►

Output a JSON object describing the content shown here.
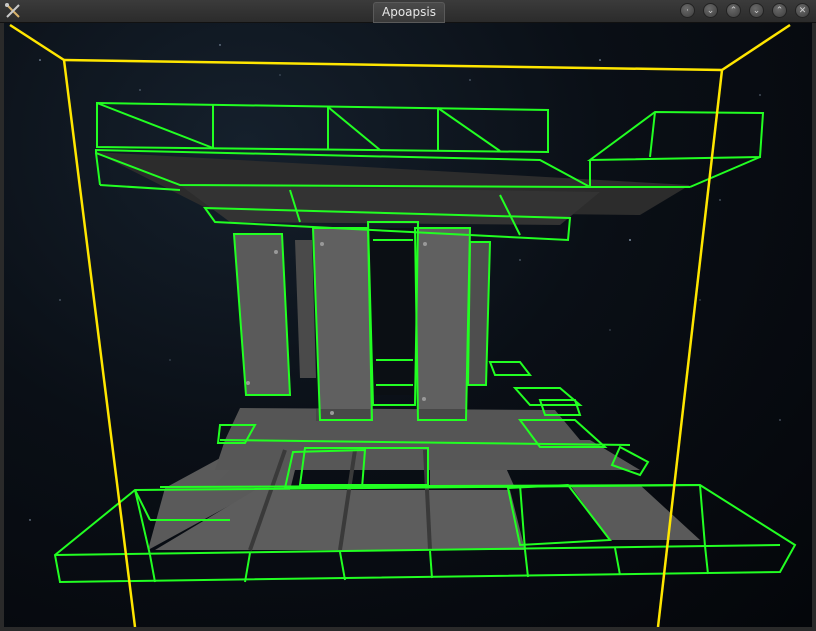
{
  "window": {
    "title": "Apoapsis",
    "app_icon": "crossed-tools-icon",
    "buttons": [
      {
        "name": "menu-button",
        "icon": "circle-dot-icon",
        "glyph": "·"
      },
      {
        "name": "shade-down-button",
        "icon": "double-chevron-down-icon",
        "glyph": "⌄"
      },
      {
        "name": "shade-up-button",
        "icon": "double-chevron-up-icon",
        "glyph": "⌃"
      },
      {
        "name": "minimize-button",
        "icon": "chevron-down-icon",
        "glyph": "⌄"
      },
      {
        "name": "maximize-button",
        "icon": "chevron-up-icon",
        "glyph": "⌃"
      },
      {
        "name": "close-button",
        "icon": "close-icon",
        "glyph": "✕"
      }
    ]
  },
  "scene": {
    "background": "space-starfield",
    "selection_color": "#22ff22",
    "bounds_color": "#ffee00",
    "hull_color": "#555555"
  }
}
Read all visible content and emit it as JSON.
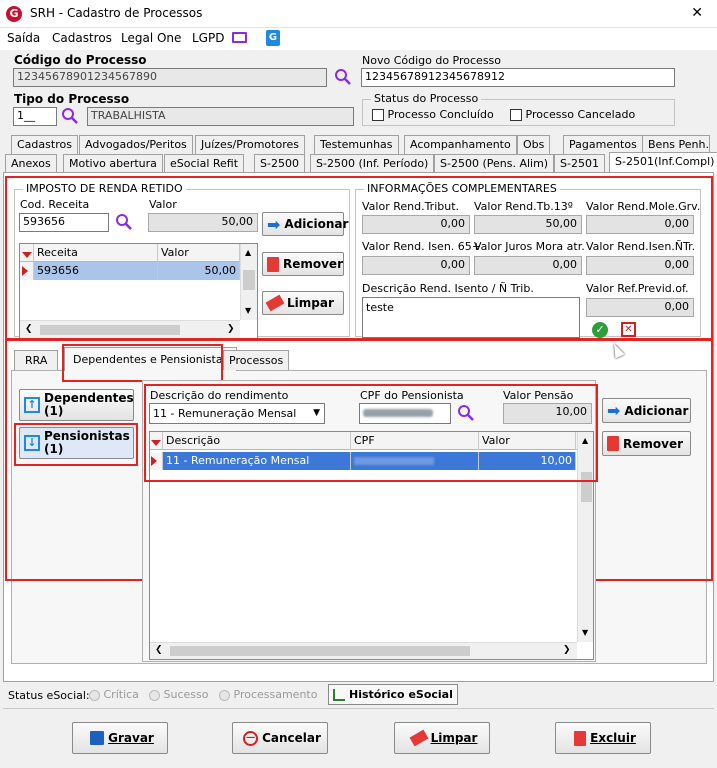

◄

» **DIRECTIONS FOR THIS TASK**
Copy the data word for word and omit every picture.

» **EXERCISE RESULT**
Output a JSON object describing the content shown here.
{
  "window": {
    "title": "Apoapsis",
    "app_icon": "crossed-tools-icon",
    "buttons": [
      {
        "name": "menu-button",
        "icon": "circle-dot-icon",
        "glyph": "·"
      },
      {
        "name": "shade-down-button",
        "icon": "double-chevron-down-icon",
        "glyph": "⌄"
      },
      {
        "name": "shade-up-button",
        "icon": "double-chevron-up-icon",
        "glyph": "⌃"
      },
      {
        "name": "minimize-button",
        "icon": "chevron-down-icon",
        "glyph": "⌄"
      },
      {
        "name": "maximize-button",
        "icon": "chevron-up-icon",
        "glyph": "⌃"
      },
      {
        "name": "close-button",
        "icon": "close-icon",
        "glyph": "✕"
      }
    ]
  },
  "scene": {
    "background": "space-starfield",
    "selection_color": "#22ff22",
    "bounds_color": "#ffee00",
    "hull_color": "#555555"
  }
}
Read all visible content and emit it as JSON.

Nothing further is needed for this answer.